(Saved data entries)
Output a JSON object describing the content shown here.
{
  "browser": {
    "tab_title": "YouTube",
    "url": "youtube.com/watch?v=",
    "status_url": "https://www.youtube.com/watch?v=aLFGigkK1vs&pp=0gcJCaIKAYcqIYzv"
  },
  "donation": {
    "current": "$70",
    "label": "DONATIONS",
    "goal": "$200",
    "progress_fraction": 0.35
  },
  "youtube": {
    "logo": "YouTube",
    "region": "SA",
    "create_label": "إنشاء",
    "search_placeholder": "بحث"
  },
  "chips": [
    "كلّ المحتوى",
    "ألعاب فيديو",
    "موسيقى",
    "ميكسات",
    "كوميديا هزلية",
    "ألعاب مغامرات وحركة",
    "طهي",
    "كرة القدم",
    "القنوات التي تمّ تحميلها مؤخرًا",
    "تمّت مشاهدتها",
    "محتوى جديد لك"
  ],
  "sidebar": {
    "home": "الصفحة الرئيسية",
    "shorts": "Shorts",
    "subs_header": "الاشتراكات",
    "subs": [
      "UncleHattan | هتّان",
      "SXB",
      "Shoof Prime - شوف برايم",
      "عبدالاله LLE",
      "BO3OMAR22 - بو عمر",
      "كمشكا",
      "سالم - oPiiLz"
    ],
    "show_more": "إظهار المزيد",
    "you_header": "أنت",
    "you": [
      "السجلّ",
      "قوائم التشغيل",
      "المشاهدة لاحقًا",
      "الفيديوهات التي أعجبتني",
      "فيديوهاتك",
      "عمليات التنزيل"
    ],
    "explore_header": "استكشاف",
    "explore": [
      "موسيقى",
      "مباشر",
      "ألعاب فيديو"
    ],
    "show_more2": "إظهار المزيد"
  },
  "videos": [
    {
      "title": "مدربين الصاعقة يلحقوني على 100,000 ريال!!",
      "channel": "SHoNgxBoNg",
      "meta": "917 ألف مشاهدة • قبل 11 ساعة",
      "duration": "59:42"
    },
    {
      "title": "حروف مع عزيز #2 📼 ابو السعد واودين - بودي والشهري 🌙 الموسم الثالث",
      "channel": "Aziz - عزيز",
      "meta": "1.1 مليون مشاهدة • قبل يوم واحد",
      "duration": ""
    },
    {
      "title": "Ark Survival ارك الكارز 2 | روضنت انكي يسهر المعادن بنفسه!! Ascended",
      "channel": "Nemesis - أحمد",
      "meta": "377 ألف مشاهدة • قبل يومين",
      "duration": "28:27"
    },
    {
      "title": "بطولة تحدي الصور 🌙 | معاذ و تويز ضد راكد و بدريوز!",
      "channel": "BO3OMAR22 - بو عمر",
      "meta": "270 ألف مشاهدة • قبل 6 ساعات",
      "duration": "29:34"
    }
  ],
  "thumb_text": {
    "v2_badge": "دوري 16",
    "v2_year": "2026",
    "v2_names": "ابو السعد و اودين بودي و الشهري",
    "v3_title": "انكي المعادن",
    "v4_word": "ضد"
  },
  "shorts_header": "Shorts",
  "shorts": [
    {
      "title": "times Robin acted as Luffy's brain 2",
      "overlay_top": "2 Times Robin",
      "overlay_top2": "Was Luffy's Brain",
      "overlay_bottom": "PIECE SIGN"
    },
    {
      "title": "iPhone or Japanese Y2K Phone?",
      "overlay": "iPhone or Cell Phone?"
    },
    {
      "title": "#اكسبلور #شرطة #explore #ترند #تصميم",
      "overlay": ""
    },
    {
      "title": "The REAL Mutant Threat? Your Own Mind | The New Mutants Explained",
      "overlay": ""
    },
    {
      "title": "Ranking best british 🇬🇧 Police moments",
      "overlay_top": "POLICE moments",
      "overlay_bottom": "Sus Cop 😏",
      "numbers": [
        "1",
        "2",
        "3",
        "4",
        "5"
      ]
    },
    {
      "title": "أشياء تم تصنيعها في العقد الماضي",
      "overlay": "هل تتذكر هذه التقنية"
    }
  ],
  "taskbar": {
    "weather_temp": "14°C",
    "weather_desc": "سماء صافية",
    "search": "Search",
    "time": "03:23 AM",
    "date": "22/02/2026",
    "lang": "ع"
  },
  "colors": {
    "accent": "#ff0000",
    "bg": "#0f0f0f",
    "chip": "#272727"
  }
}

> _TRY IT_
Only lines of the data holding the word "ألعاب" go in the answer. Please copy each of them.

> _WORKED SOLUTION_
    "ألعاب فيديو",
    "ألعاب مغامرات وحركة",
      "ألعاب فيديو"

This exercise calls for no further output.